Problem to solve => Omit the images. Copy each entry word for word.

******

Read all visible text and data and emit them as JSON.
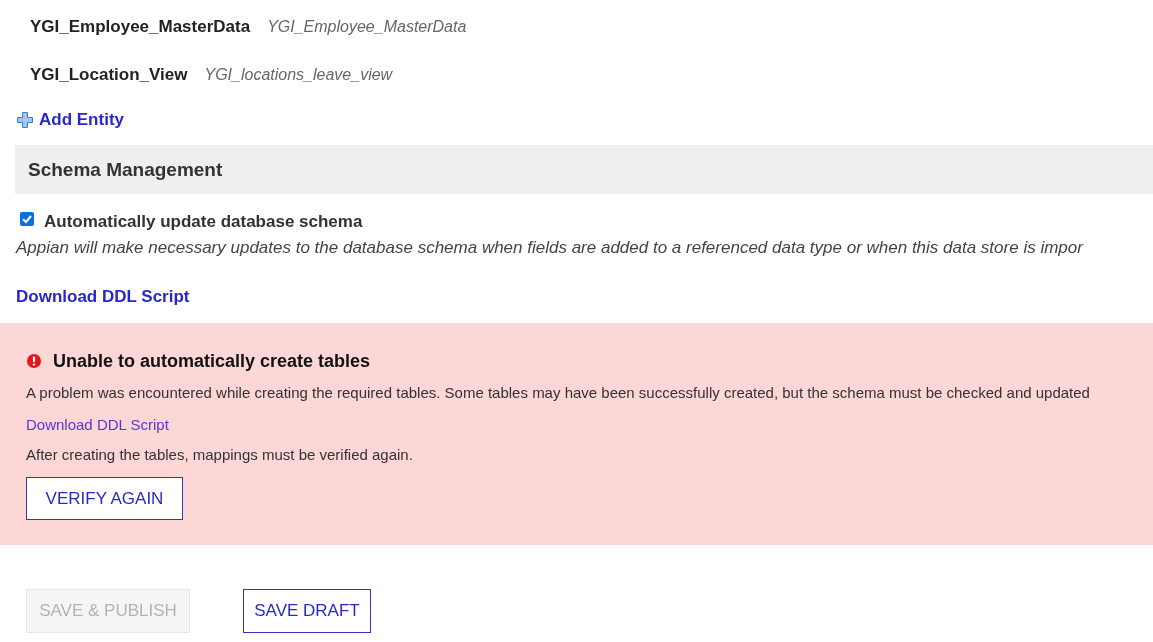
{
  "entities": [
    {
      "name": "YGI_Employee_MasterData",
      "value": "YGI_Employee_MasterData"
    },
    {
      "name": "YGI_Location_View",
      "value": "YGI_locations_leave_view"
    }
  ],
  "add_entity_link": "Add Entity",
  "schema_management": {
    "title": "Schema Management",
    "auto_update": {
      "label": "Automatically update database schema",
      "checked": true
    },
    "description": "Appian will make necessary updates to the database schema when fields are added to a referenced data type or when this data store is impor",
    "download_link": "Download DDL Script"
  },
  "error_panel": {
    "title": "Unable to automatically create tables",
    "message": "A problem was encountered while creating the required tables. Some tables may have been successfully created, but the schema must be checked and updated",
    "download_link": "Download DDL Script",
    "note": "After creating the tables, mappings must be verified again.",
    "button": "VERIFY AGAIN"
  },
  "footer_buttons": [
    {
      "label": "SAVE & PUBLISH",
      "disabled": true
    },
    {
      "label": "SAVE DRAFT",
      "disabled": false
    }
  ]
}
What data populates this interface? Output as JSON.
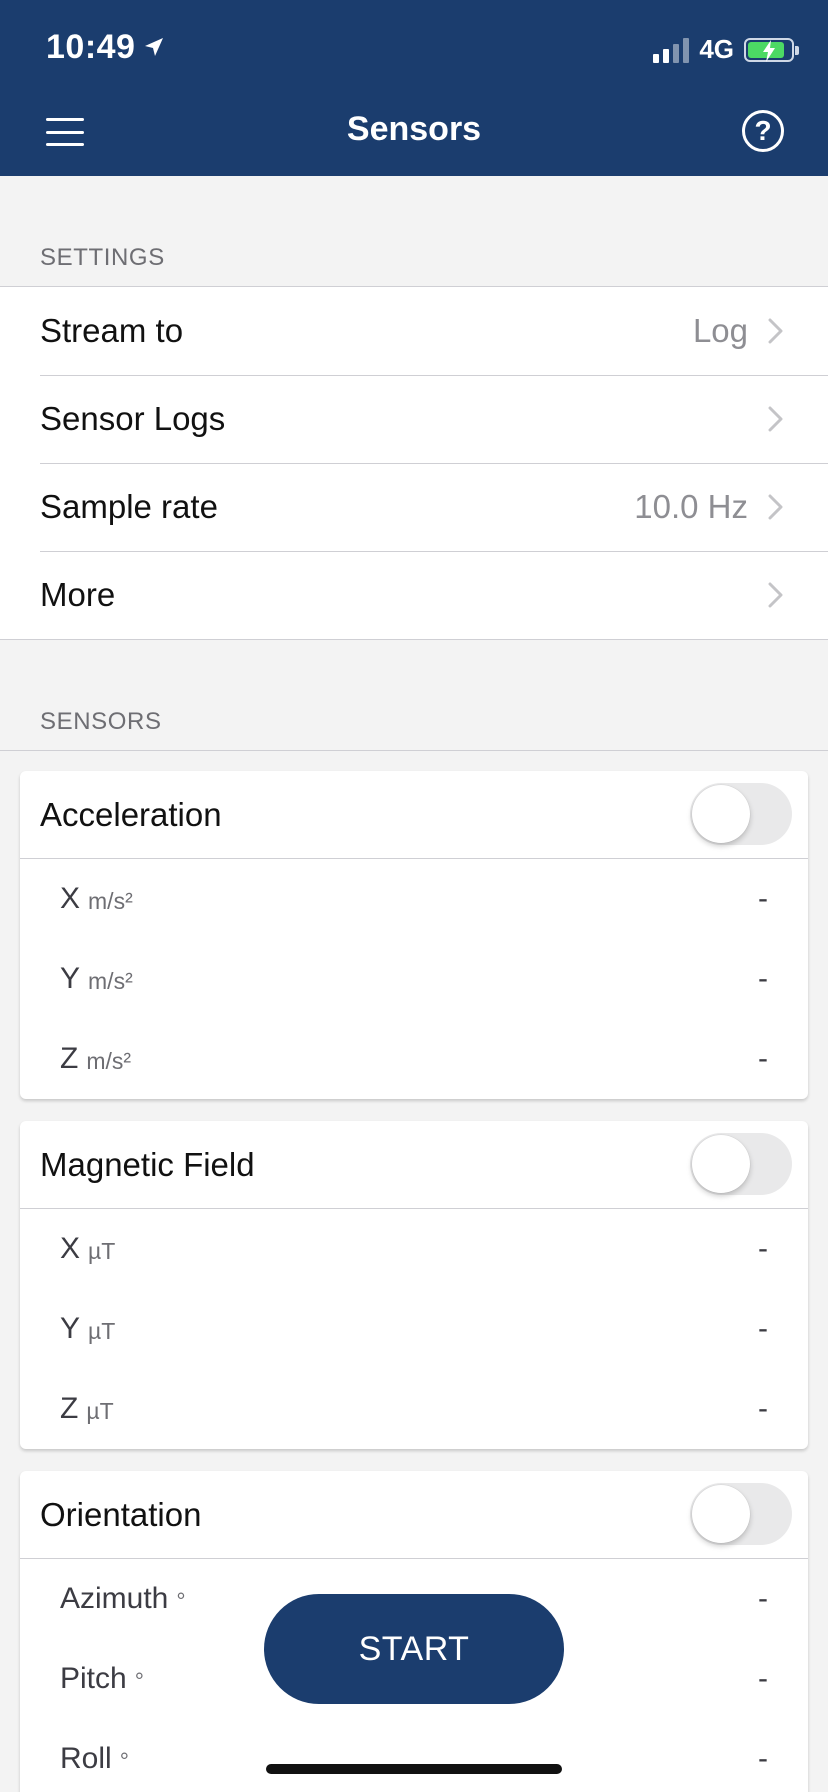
{
  "status_bar": {
    "time": "10:49",
    "network": "4G",
    "icons": [
      "location-arrow-icon",
      "signal-icon",
      "battery-charging-icon"
    ]
  },
  "header": {
    "title": "Sensors",
    "menu_icon": "hamburger-menu-icon",
    "help_icon": "help-icon",
    "help_glyph": "?",
    "accent_color": "#1b3d6e"
  },
  "settings": {
    "heading": "SETTINGS",
    "items": [
      {
        "label": "Stream to",
        "value": "Log"
      },
      {
        "label": "Sensor Logs",
        "value": ""
      },
      {
        "label": "Sample rate",
        "value": "10.0 Hz"
      },
      {
        "label": "More",
        "value": ""
      }
    ]
  },
  "sensors": {
    "heading": "SENSORS",
    "cards": [
      {
        "title": "Acceleration",
        "enabled": false,
        "axes": [
          {
            "name": "X",
            "unit": "m/s²",
            "value": "-"
          },
          {
            "name": "Y",
            "unit": "m/s²",
            "value": "-"
          },
          {
            "name": "Z",
            "unit": "m/s²",
            "value": "-"
          }
        ]
      },
      {
        "title": "Magnetic Field",
        "enabled": false,
        "axes": [
          {
            "name": "X",
            "unit": "µT",
            "value": "-"
          },
          {
            "name": "Y",
            "unit": "µT",
            "value": "-"
          },
          {
            "name": "Z",
            "unit": "µT",
            "value": "-"
          }
        ]
      },
      {
        "title": "Orientation",
        "enabled": false,
        "axes": [
          {
            "name": "Azimuth",
            "unit": "°",
            "value": "-"
          },
          {
            "name": "Pitch",
            "unit": "°",
            "value": "-"
          },
          {
            "name": "Roll",
            "unit": "°",
            "value": "-"
          }
        ]
      }
    ]
  },
  "start_button": {
    "label": "START"
  }
}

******

Task solution =>
Read all visible text and data and emit them as JSON.
{
  "entities": [
    {
      "name": "YGI_Employee_MasterData",
      "value": "YGI_Employee_MasterData"
    },
    {
      "name": "YGI_Location_View",
      "value": "YGI_locations_leave_view"
    }
  ],
  "add_entity_link": "Add Entity",
  "schema_management": {
    "title": "Schema Management",
    "auto_update": {
      "label": "Automatically update database schema",
      "checked": true
    },
    "description": "Appian will make necessary updates to the database schema when fields are added to a referenced data type or when this data store is impor",
    "download_link": "Download DDL Script"
  },
  "error_panel": {
    "title": "Unable to automatically create tables",
    "message": "A problem was encountered while creating the required tables. Some tables may have been successfully created, but the schema must be checked and updated",
    "download_link": "Download DDL Script",
    "note": "After creating the tables, mappings must be verified again.",
    "button": "VERIFY AGAIN"
  },
  "footer_buttons": [
    {
      "label": "SAVE & PUBLISH",
      "disabled": true
    },
    {
      "label": "SAVE DRAFT",
      "disabled": false
    }
  ]
}
What data populates this interface? Output as JSON.
{
  "status_bar": {
    "time": "10:49",
    "network": "4G",
    "icons": [
      "location-arrow-icon",
      "signal-icon",
      "battery-charging-icon"
    ]
  },
  "header": {
    "title": "Sensors",
    "menu_icon": "hamburger-menu-icon",
    "help_icon": "help-icon",
    "help_glyph": "?",
    "accent_color": "#1b3d6e"
  },
  "settings": {
    "heading": "SETTINGS",
    "items": [
      {
        "label": "Stream to",
        "value": "Log"
      },
      {
        "label": "Sensor Logs",
        "value": ""
      },
      {
        "label": "Sample rate",
        "value": "10.0 Hz"
      },
      {
        "label": "More",
        "value": ""
      }
    ]
  },
  "sensors": {
    "heading": "SENSORS",
    "cards": [
      {
        "title": "Acceleration",
        "enabled": false,
        "axes": [
          {
            "name": "X",
            "unit": "m/s²",
            "value": "-"
          },
          {
            "name": "Y",
            "unit": "m/s²",
            "value": "-"
          },
          {
            "name": "Z",
            "unit": "m/s²",
            "value": "-"
          }
        ]
      },
      {
        "title": "Magnetic Field",
        "enabled": false,
        "axes": [
          {
            "name": "X",
            "unit": "µT",
            "value": "-"
          },
          {
            "name": "Y",
            "unit": "µT",
            "value": "-"
          },
          {
            "name": "Z",
            "unit": "µT",
            "value": "-"
          }
        ]
      },
      {
        "title": "Orientation",
        "enabled": false,
        "axes": [
          {
            "name": "Azimuth",
            "unit": "°",
            "value": "-"
          },
          {
            "name": "Pitch",
            "unit": "°",
            "value": "-"
          },
          {
            "name": "Roll",
            "unit": "°",
            "value": "-"
          }
        ]
      }
    ]
  },
  "start_button": {
    "label": "START"
  }
}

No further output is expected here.